Practice doesn’t make perfect.  It never did.  Practice makes a pattern.

And patterns are internal – which makes this kind of practice so much harder, but so much more worthwhile.  Practicing for the sake of creating a pattern to our lives with no particular end in mind is deeply spiritual work and it requires intention on our part.  We don’t so much practice to be good at what we do.  We practice to become who we are.   

We get to choose our own regimen.  We decide what rituals we want to write on our hearts, our minds, our bodies.  No one will make us do it, unless we ask them to, but through the practicing we choose we compose the rhythm of our lives.  The things we practice (or don’t practice) now tell us less about what we can do, and more about who we are. 

So now, I practice Portuguese so that I can communicate with friends in Mozambique – and also absorb a different socio-linguistic perspective on the world, because I’m nerdy like that.
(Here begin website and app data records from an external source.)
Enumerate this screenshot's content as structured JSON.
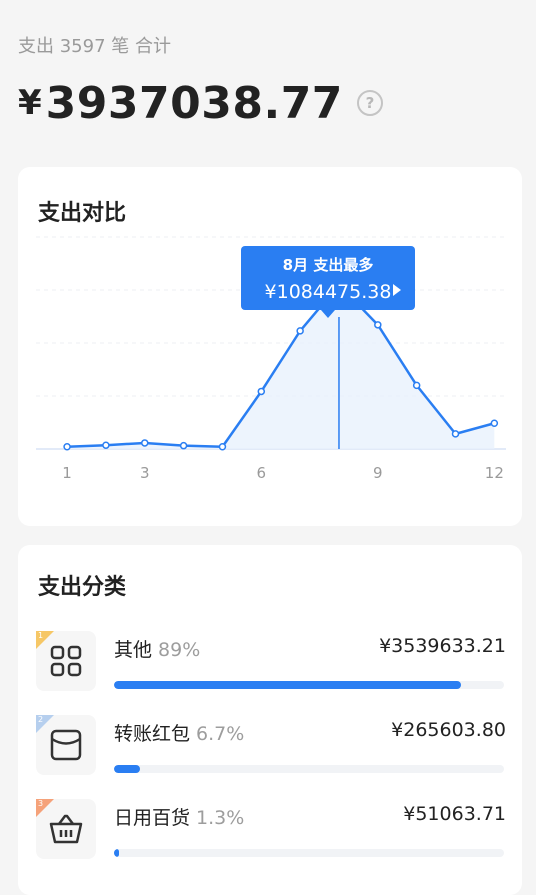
{
  "summary": {
    "label": "支出 3597 笔 合计",
    "currency": "¥",
    "total": "3937038.77",
    "help_icon": "question-circle-icon"
  },
  "chart_card": {
    "title": "支出对比",
    "tooltip_title": "8月 支出最多",
    "tooltip_amount": "¥1084475.38",
    "tooltip_icon": "play-arrow-icon",
    "accent_color": "#2a7ef2"
  },
  "chart_data": {
    "type": "area",
    "title": "支出对比",
    "x": [
      1,
      2,
      3,
      4,
      5,
      6,
      7,
      8,
      9,
      10,
      11,
      12
    ],
    "xticks": [
      "1",
      "3",
      "6",
      "9",
      "12"
    ],
    "tick_positions": [
      1,
      3,
      6,
      9,
      12
    ],
    "values": [
      15000,
      25000,
      40000,
      22000,
      15000,
      380000,
      780000,
      1084475.38,
      820000,
      420000,
      100000,
      170000
    ],
    "ylim": [
      0,
      1400000
    ],
    "grid": true,
    "highlight_month": 8
  },
  "category_card": {
    "title": "支出分类",
    "items": [
      {
        "rank": "1",
        "name": "其他",
        "percent": "89%",
        "amount": "¥3539633.21",
        "bar": 0.89,
        "icon": "grid-four-icon",
        "badge_color": "#f6c766"
      },
      {
        "rank": "2",
        "name": "转账红包",
        "percent": "6.7%",
        "amount": "¥265603.80",
        "bar": 0.067,
        "icon": "red-envelope-icon",
        "badge_color": "#b6cfee"
      },
      {
        "rank": "3",
        "name": "日用百货",
        "percent": "1.3%",
        "amount": "¥51063.71",
        "bar": 0.013,
        "icon": "shopping-basket-icon",
        "badge_color": "#f5a27a"
      }
    ]
  }
}
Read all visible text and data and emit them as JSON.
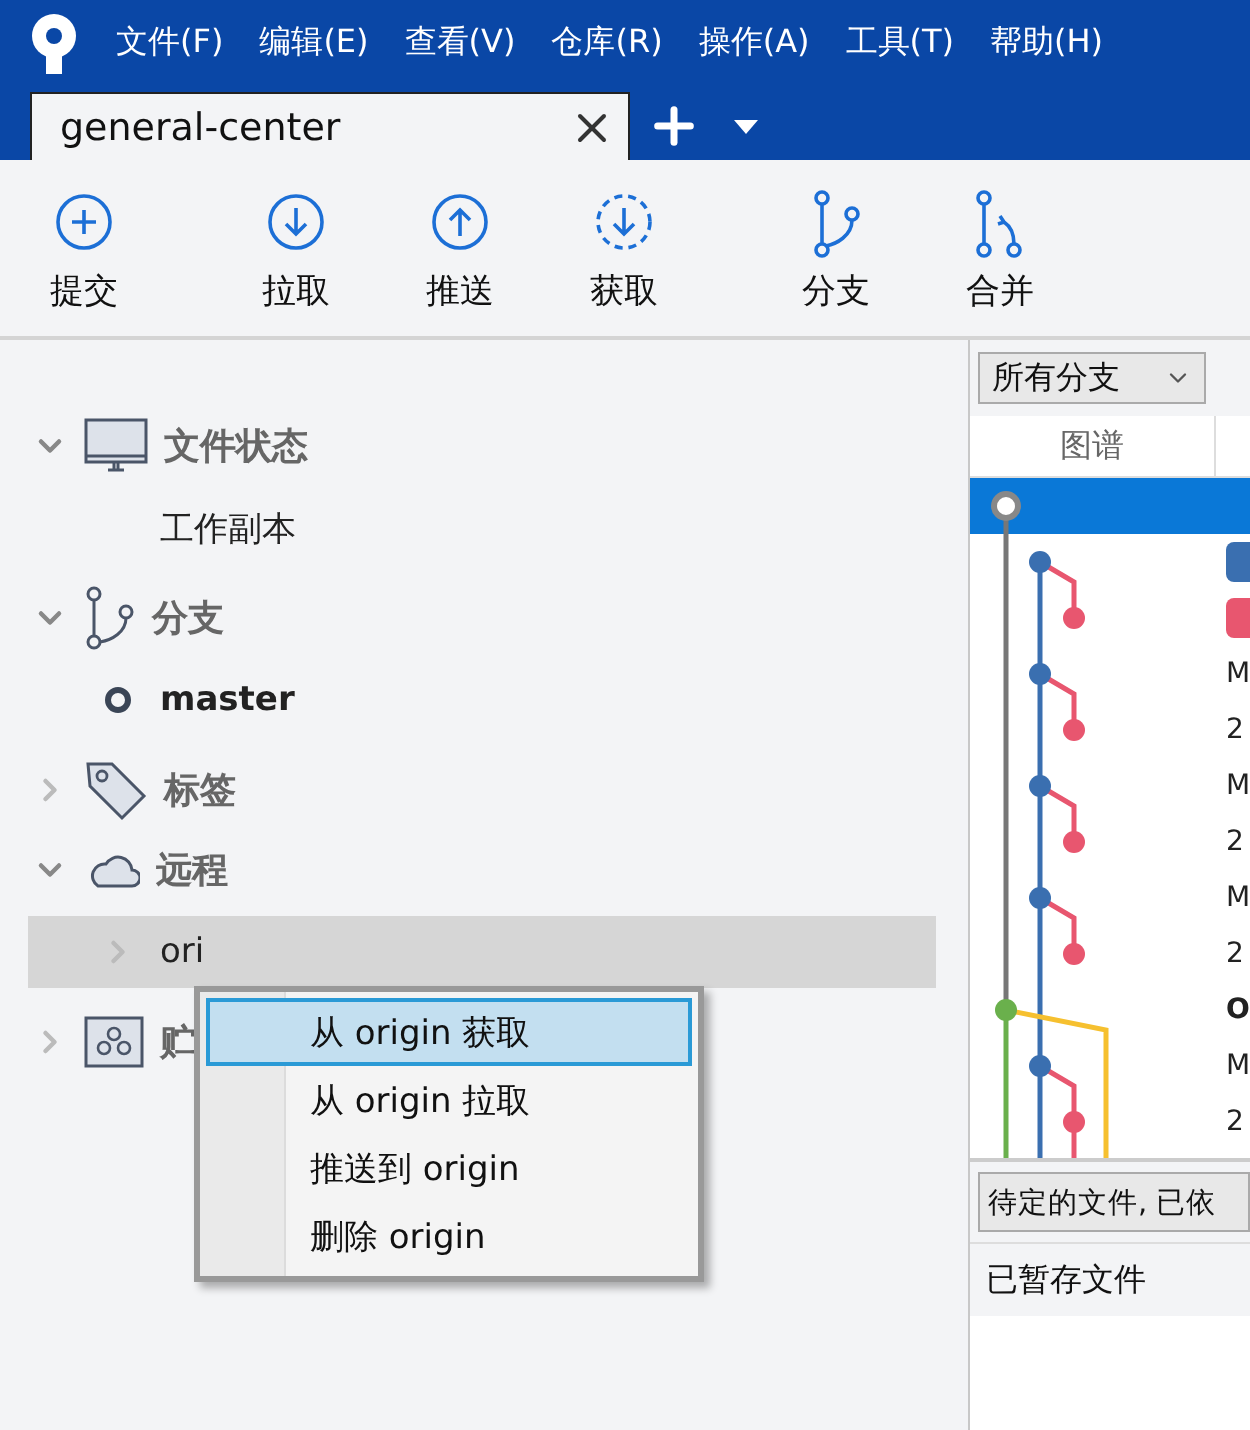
{
  "menu_bar": [
    "文件(F)",
    "编辑(E)",
    "查看(V)",
    "仓库(R)",
    "操作(A)",
    "工具(T)",
    "帮助(H)"
  ],
  "tabs": [
    {
      "label": "general-center",
      "selected": true
    }
  ],
  "toolbar": {
    "groups": [
      [
        {
          "kind": "commit",
          "label": "提交"
        }
      ],
      [
        {
          "kind": "pull",
          "label": "拉取"
        },
        {
          "kind": "push",
          "label": "推送"
        },
        {
          "kind": "fetch",
          "label": "获取"
        }
      ],
      [
        {
          "kind": "branch",
          "label": "分支"
        },
        {
          "kind": "merge",
          "label": "合并"
        }
      ]
    ]
  },
  "sidebar": {
    "sections": [
      {
        "kind": "file-status",
        "label": "文件状态",
        "expanded": true,
        "children": [
          {
            "label": "工作副本",
            "current": false,
            "selected": false
          }
        ]
      },
      {
        "kind": "branches",
        "label": "分支",
        "expanded": true,
        "children": [
          {
            "label": "master",
            "current": true,
            "selected": false
          }
        ]
      },
      {
        "kind": "tags",
        "label": "标签",
        "expanded": false
      },
      {
        "kind": "remotes",
        "label": "远程",
        "expanded": true,
        "children": [
          {
            "label": "ori",
            "current": false,
            "selected": true,
            "expanded": false
          }
        ]
      },
      {
        "kind": "stashes",
        "label": "贮",
        "expanded": false
      }
    ]
  },
  "context_menu": {
    "items": [
      {
        "label": "从 origin 获取",
        "selected": true
      },
      {
        "label": "从 origin 拉取",
        "selected": false
      },
      {
        "label": "推送到 origin",
        "selected": false
      },
      {
        "label": "删除 origin",
        "selected": false
      }
    ]
  },
  "history": {
    "branch_filter": "所有分支",
    "columns": [
      "图谱"
    ],
    "rows": [
      {
        "kind": "plain",
        "selected": true
      },
      {
        "kind": "badge",
        "color": "#3a6fb0",
        "selected": false
      },
      {
        "kind": "badge",
        "color": "#e8566f",
        "selected": false
      },
      {
        "kind": "text",
        "text": "M",
        "bold": false,
        "selected": false
      },
      {
        "kind": "text",
        "text": "2",
        "bold": false,
        "selected": false
      },
      {
        "kind": "text",
        "text": "M",
        "bold": false,
        "selected": false
      },
      {
        "kind": "text",
        "text": "2",
        "bold": false,
        "selected": false
      },
      {
        "kind": "text",
        "text": "M",
        "bold": false,
        "selected": false
      },
      {
        "kind": "text",
        "text": "2",
        "bold": false,
        "selected": false
      },
      {
        "kind": "text",
        "text": "O",
        "bold": true,
        "selected": false
      },
      {
        "kind": "text",
        "text": "M",
        "bold": false,
        "selected": false
      },
      {
        "kind": "text",
        "text": "2",
        "bold": false,
        "selected": false
      }
    ],
    "pending_button": "待定的文件, 已依",
    "staged_label": "已暂存文件"
  }
}
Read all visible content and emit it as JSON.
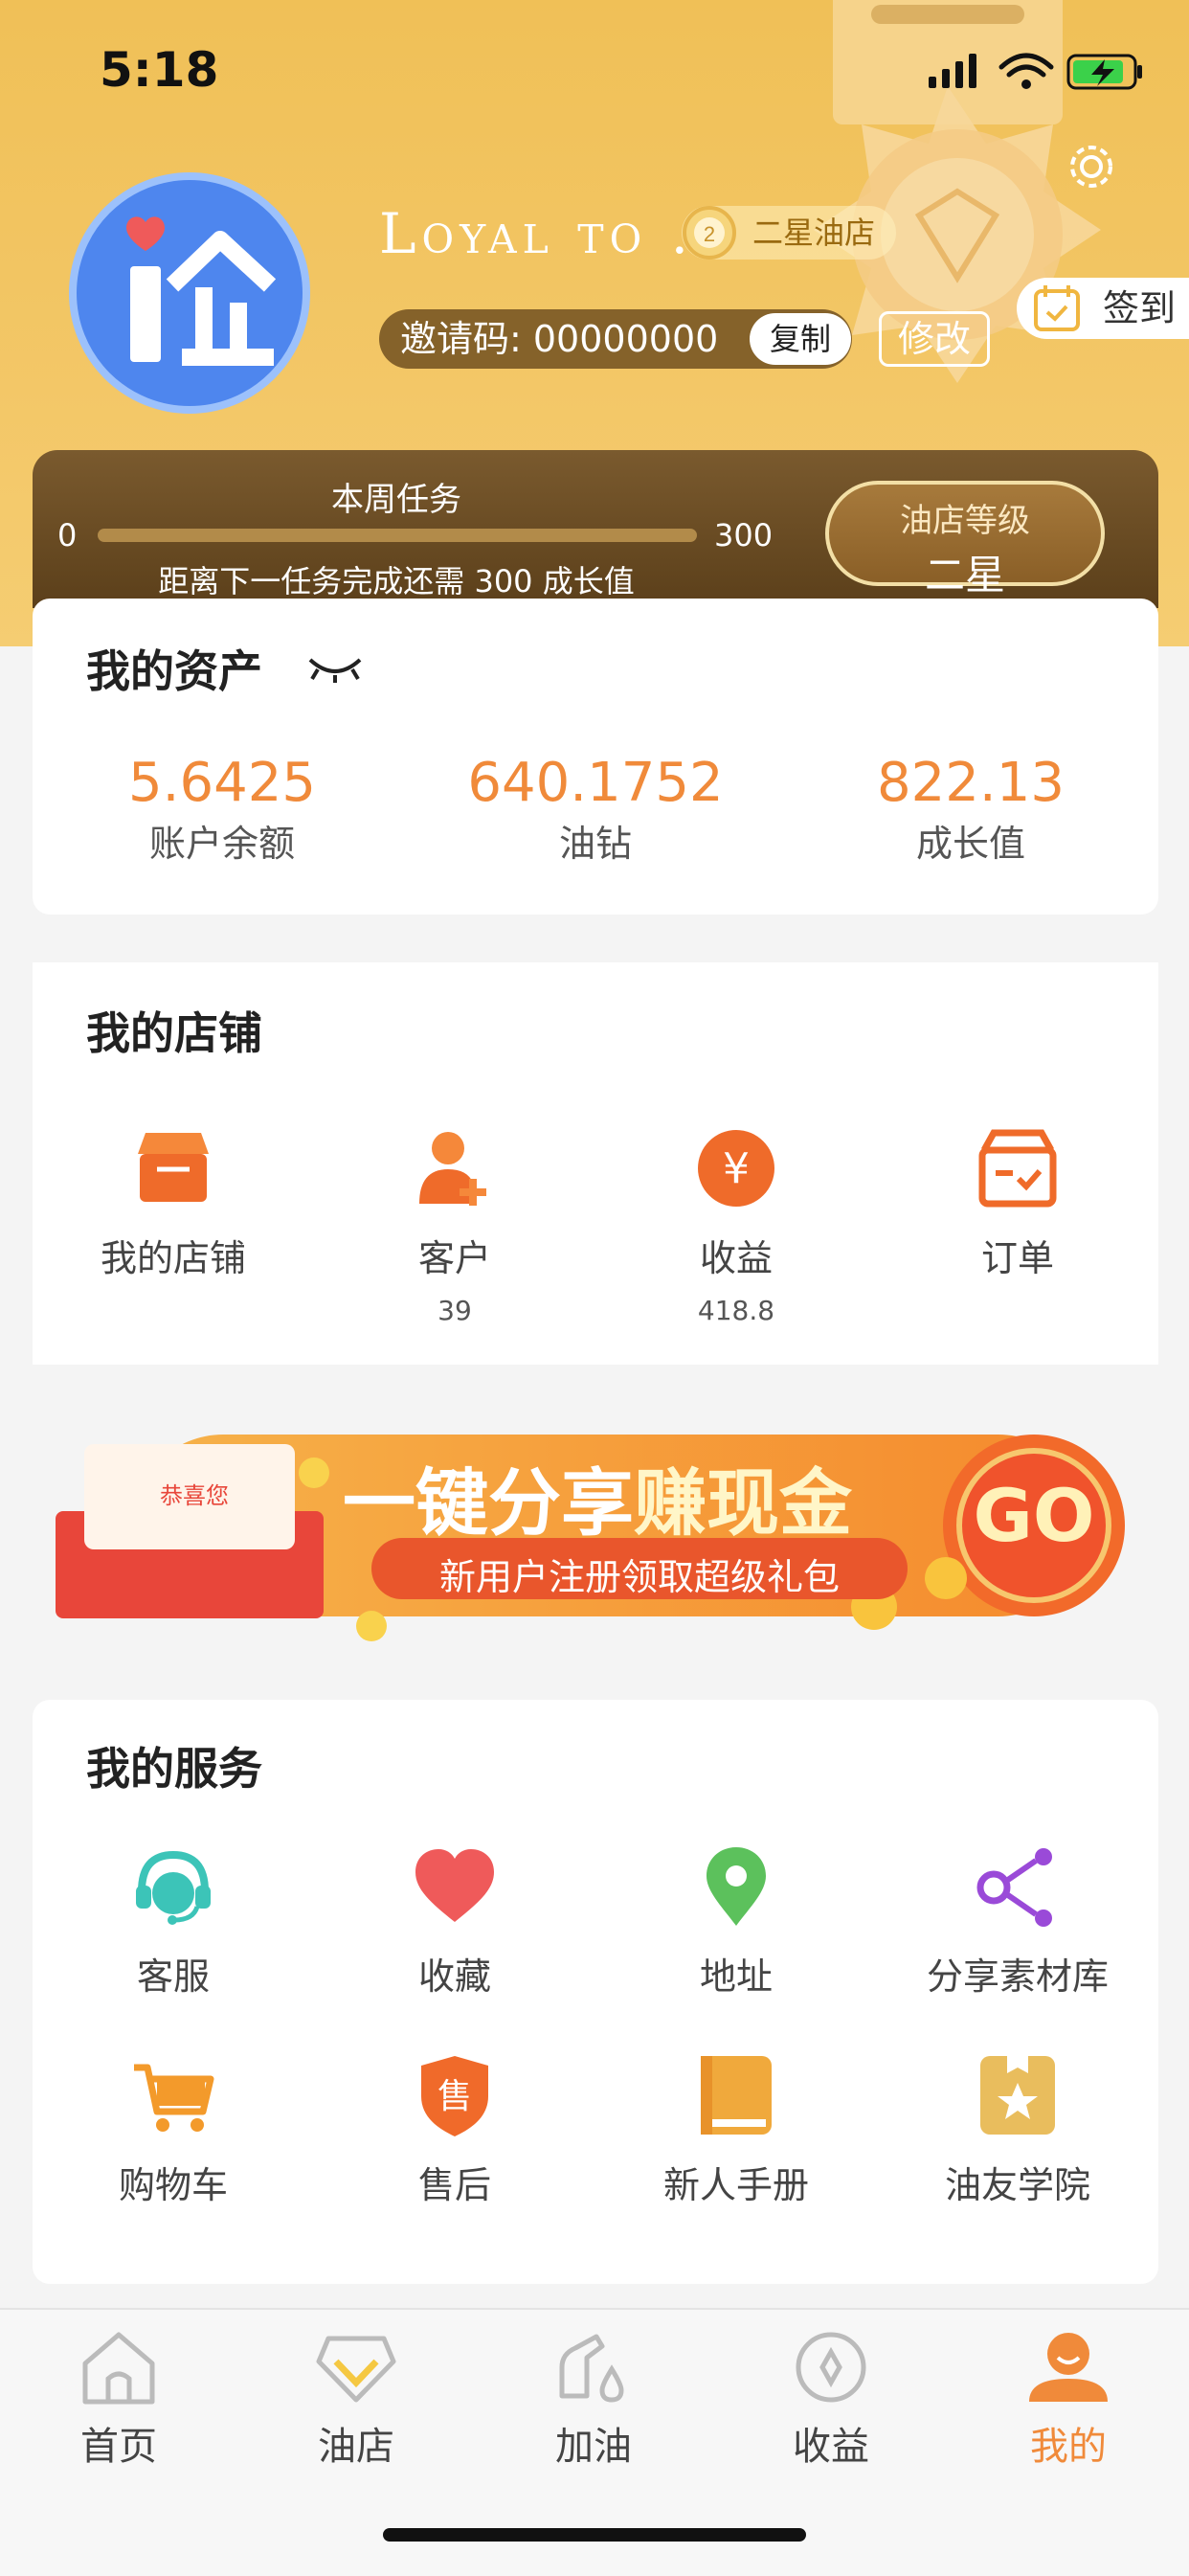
{
  "status_bar": {
    "time": "5:18"
  },
  "profile": {
    "username": "Loyal to .",
    "badge": "二星油店",
    "invite_label": "邀请码: 00000000",
    "copy_label": "复制",
    "edit_label": "修改",
    "signin_label": "签到"
  },
  "task": {
    "title": "本周任务",
    "min": "0",
    "max": "300",
    "progress": 0,
    "hint": "距离下一任务完成还需 300 成长值",
    "level_label": "油店等级",
    "level_value": "二星"
  },
  "assets": {
    "title": "我的资产",
    "items": [
      {
        "value": "5.6425",
        "label": "账户余额"
      },
      {
        "value": "640.1752",
        "label": "油钻"
      },
      {
        "value": "822.13",
        "label": "成长值"
      }
    ]
  },
  "store": {
    "title": "我的店铺",
    "items": [
      {
        "label": "我的店铺",
        "sub": "",
        "icon": "shop-icon"
      },
      {
        "label": "客户",
        "sub": "39",
        "icon": "add-customer-icon"
      },
      {
        "label": "收益",
        "sub": "418.8",
        "icon": "yen-coin-icon"
      },
      {
        "label": "订单",
        "sub": "",
        "icon": "order-box-icon"
      }
    ]
  },
  "banner": {
    "tag": "恭喜您",
    "headline_a": "一键分享",
    "headline_b": "赚现金",
    "sub": "新用户注册领取超级礼包",
    "go": "GO"
  },
  "services": {
    "title": "我的服务",
    "items": [
      {
        "label": "客服",
        "icon": "headset-icon",
        "color": "#3cc4b8"
      },
      {
        "label": "收藏",
        "icon": "heart-icon",
        "color": "#ef5a5a"
      },
      {
        "label": "地址",
        "icon": "location-pin-icon",
        "color": "#5cc15c"
      },
      {
        "label": "分享素材库",
        "icon": "share-nodes-icon",
        "color": "#9a4ad8"
      },
      {
        "label": "购物车",
        "icon": "cart-icon",
        "color": "#f39a2b"
      },
      {
        "label": "售后",
        "icon": "after-sale-shield-icon",
        "color": "#f06a2a"
      },
      {
        "label": "新人手册",
        "icon": "book-icon",
        "color": "#f0a93c"
      },
      {
        "label": "油友学院",
        "icon": "academy-star-icon",
        "color": "#e9bd5d"
      }
    ]
  },
  "tabs": [
    {
      "label": "首页",
      "icon": "home-icon",
      "active": false
    },
    {
      "label": "油店",
      "icon": "store-diamond-icon",
      "active": false
    },
    {
      "label": "加油",
      "icon": "fuel-nozzle-icon",
      "active": false
    },
    {
      "label": "收益",
      "icon": "earnings-icon",
      "active": false
    },
    {
      "label": "我的",
      "icon": "profile-icon",
      "active": true
    }
  ],
  "colors": {
    "accent": "#f08a3a",
    "header": "#f3c767",
    "active_tab": "#f08a3a"
  }
}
I practice writing, not because I think anyone else will want to read it, but so that I can know myself as a writer. 

I practice prayer, not because there is some great epiphany every time, but so my heart is trained and ready for those times when God does speak.  

I practice singing, not because the mom-choir is holding open auditions, but because I always want a song in my heart. 

And I suppose I’ll roll out the gross Bubble Yum pink mat again and resume my practice of yoga.  Not because I will ever be amazing at it.  But because I want my body to be strong.  I want a pattern of balance in body and mind.  Aaaand…maybe because I don’t want to throw my back out while chasing my toddler around 5 Star Burger.  That’s a thing that happened. 

But one thing’s for sure – I’m going to need a new mat.